August 12, 2014
Whether it's sharp or dull, off and on or constant, pain can be a real pain at times. With the ability to interrupt time with family, lessen productivity at work and create many sleepless nights, understanding the source of your pain is essential for relief.
The ache and its sources
As a source of discomfort, it may be hard to view pain in a positive light. But this natural, protective tool is used by the body as an alert of present or potential harm to tissues. While pain usually ceases once the stimulus has been removed and the damage to tissue has healed, there are many different factors involved for the amount of time the process takes. One thing is certain — whether it takes an hour or several months, relief is the main focus for those who suffer from any type of pain.
According to the Institute of Medicine of the National Academies, approximately 100 million Americans deal with chronic pain, which is classified as discomfort lasting six months or longer. While this type of pain can range from minor to debilitating, it can disrupt the social and physical aspects of life in a major way. Those that suffer from this condition often experience headaches, backaches and neck pain, though it can aggravate other areas within the body. Due to its lengthy nature, chronic pain can often lead to emotional issues, such as depression and stress, which can exacerbate the healing process.
The best way to identify chronic pain is to be aware of its symptoms. This pain is persistent and can often be described as aching, burning or shooting. The area where the pain is located is often defined by patients as sore, tight or stiff. Because this type of pain can affect so many areas of life, many in the health community recommend a comprehensive mind and body approach for its management.
This can include medication, injections, acupuncture and other holistic treatments.
Here are some of the common types of chronic pain and a few ways to end the discomfort, so you can get back to enjoying life.
Back and neck pain
What causes nearly 40 percent of missed work days in the U.S. and is the fifth most common cause for doctor visits? Running from the top of the neck to the bottom of the spine, back pain is a common complaint among many people. While back pain is typically divided into the most common areas of neck, middle back, lower back and tailbone, its symptoms can also be felt in other parts of the body, including arms, hands, legs and feet.
Some of the common remedies for back and neck pain include everything from massage therapy, acupressure, acupuncture, back conditioning exercises and medication. Due to the controversy surrounding the last remedy, many patients prefer a more natural way to ease back pain with hot and cold therapy, such as Thermal-Aid Large Sectional Pack, which helps eliminate swelling and eases pain on any area of the back.
Though there are many factors that can trigger its unpleasant feeling; headaches can range from a minor sinus headache to a severe migraine. Though it may feel that your brain is the source for the pain, the discomfort is actually caused by a disturbance to the structures surrounding it, and not within the tissue itself.
Some headache symptoms can be as minor as sensitivity to light or noise to the extreme conditions of fever and vomiting. While most physicians typically recommend the use of over-the-counter medications, there are also new natural treatments available. One natural product, the Thermal-Aid Headache Relief System provides fast, safe pain relief and is clinically proven to relieve headache pain in over 90 percent of sufferers.

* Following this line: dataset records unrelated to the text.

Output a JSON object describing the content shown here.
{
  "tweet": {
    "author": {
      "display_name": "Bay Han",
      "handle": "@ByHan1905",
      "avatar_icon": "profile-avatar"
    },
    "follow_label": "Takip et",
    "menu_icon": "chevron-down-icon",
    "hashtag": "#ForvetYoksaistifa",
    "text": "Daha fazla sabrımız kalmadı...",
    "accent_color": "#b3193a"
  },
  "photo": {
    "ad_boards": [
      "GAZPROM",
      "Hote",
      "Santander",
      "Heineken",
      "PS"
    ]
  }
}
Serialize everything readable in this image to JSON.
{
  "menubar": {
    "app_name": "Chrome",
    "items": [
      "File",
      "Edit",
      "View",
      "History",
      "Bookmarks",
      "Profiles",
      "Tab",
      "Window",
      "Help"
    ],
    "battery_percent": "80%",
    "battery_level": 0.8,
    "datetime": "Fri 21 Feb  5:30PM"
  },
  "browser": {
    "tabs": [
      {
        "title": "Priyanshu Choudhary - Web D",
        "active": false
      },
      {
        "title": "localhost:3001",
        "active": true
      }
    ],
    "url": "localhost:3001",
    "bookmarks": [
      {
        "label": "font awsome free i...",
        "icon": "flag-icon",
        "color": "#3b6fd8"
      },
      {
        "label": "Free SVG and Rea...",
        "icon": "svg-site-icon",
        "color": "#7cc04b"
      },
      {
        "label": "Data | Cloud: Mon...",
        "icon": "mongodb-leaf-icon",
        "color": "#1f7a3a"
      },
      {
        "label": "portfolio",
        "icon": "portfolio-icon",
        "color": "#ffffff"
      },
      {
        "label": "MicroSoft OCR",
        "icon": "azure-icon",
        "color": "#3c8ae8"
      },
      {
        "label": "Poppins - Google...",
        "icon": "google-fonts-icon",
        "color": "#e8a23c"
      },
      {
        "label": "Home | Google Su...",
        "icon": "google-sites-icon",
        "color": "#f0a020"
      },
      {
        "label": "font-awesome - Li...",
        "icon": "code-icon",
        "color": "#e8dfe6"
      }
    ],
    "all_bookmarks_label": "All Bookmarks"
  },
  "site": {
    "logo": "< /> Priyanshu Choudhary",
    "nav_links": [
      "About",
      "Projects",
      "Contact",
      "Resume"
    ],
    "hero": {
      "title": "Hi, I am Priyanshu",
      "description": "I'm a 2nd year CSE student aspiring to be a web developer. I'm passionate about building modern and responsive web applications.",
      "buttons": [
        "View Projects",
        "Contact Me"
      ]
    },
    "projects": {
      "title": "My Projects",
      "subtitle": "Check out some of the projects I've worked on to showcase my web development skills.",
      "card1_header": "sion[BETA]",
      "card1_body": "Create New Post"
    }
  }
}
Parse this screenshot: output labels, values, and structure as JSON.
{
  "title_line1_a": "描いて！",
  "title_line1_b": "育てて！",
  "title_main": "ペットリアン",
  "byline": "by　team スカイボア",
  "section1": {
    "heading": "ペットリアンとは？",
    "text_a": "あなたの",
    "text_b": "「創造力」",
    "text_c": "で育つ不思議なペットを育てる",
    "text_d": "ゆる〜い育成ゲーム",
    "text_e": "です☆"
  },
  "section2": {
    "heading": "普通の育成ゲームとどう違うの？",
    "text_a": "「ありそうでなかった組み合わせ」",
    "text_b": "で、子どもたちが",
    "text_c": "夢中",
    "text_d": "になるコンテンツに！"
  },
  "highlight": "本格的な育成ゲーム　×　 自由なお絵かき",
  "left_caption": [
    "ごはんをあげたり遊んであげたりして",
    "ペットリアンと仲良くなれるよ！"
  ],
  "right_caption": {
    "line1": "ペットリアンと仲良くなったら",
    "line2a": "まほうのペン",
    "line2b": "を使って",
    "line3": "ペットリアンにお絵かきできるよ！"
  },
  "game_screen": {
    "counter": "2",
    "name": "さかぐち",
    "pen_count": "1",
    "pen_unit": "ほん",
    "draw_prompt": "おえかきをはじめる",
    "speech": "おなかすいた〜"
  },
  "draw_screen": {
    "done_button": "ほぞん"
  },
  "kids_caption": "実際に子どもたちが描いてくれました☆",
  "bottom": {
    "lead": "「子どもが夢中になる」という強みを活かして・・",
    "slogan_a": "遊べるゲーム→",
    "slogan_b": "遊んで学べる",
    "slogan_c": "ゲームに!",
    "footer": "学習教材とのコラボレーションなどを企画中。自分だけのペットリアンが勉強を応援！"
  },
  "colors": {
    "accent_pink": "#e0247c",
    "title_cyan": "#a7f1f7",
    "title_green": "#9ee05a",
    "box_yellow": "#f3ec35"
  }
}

If you suffer from persistent body and head pains, it's important to understand the source of the pain. For more ways to stop the pain, visit http://thermalaidproducts.com.
Important Questions to Consider
When consulting your medical professional about pain, he or she will likely ask you a set of questions similar to those listed below. It is essential to prepare before you visit the doctor so you can help pinpoint the pain for the best diagnosis and treatment:Where is the location of the pain?
When did it start?
What kind of pain is it? (Some descriptions include burning, dull, sharp, etc.)
Do certain activities alleviate or worsen the feeling?
What treatments have you used? Have you experienced any side effects?
Helping Children through Pain
Whether they're visiting a physician to receive a routine shot or undergoing treatment, it can be difficult for parents to watch their children experience pain. Here are some tips from the American Medical Association for helping your little ones cope:
Stay close during the pain. Regardless of their age, your presence is comforting to your child.
Make contact with your child. If you can, hold or touch your child throughout the process.
Take notes from nature: Some animals, such as kangaroo mothers, carry their young close to them. If you have an infant in pain, hold your baby close to your chest wearing only a diaper. This tactic is used worldwide and research shows that it can reduce pain during a procedure.
Offer distractions. Focus the attention on things your child enjoys to help them relax. Some helpful diversions include singing a song together, reading a book out loud or telling their favorite story. Or, give them a playful stuffed toy that also helps ease pain, such as the Thermal-Aid Zoo animals, which offers a 100 percent natural, therapeutic heating and cooling treatment.
Be truthful. Tell your child up front the procedure will cause discomfort but you will be there for support.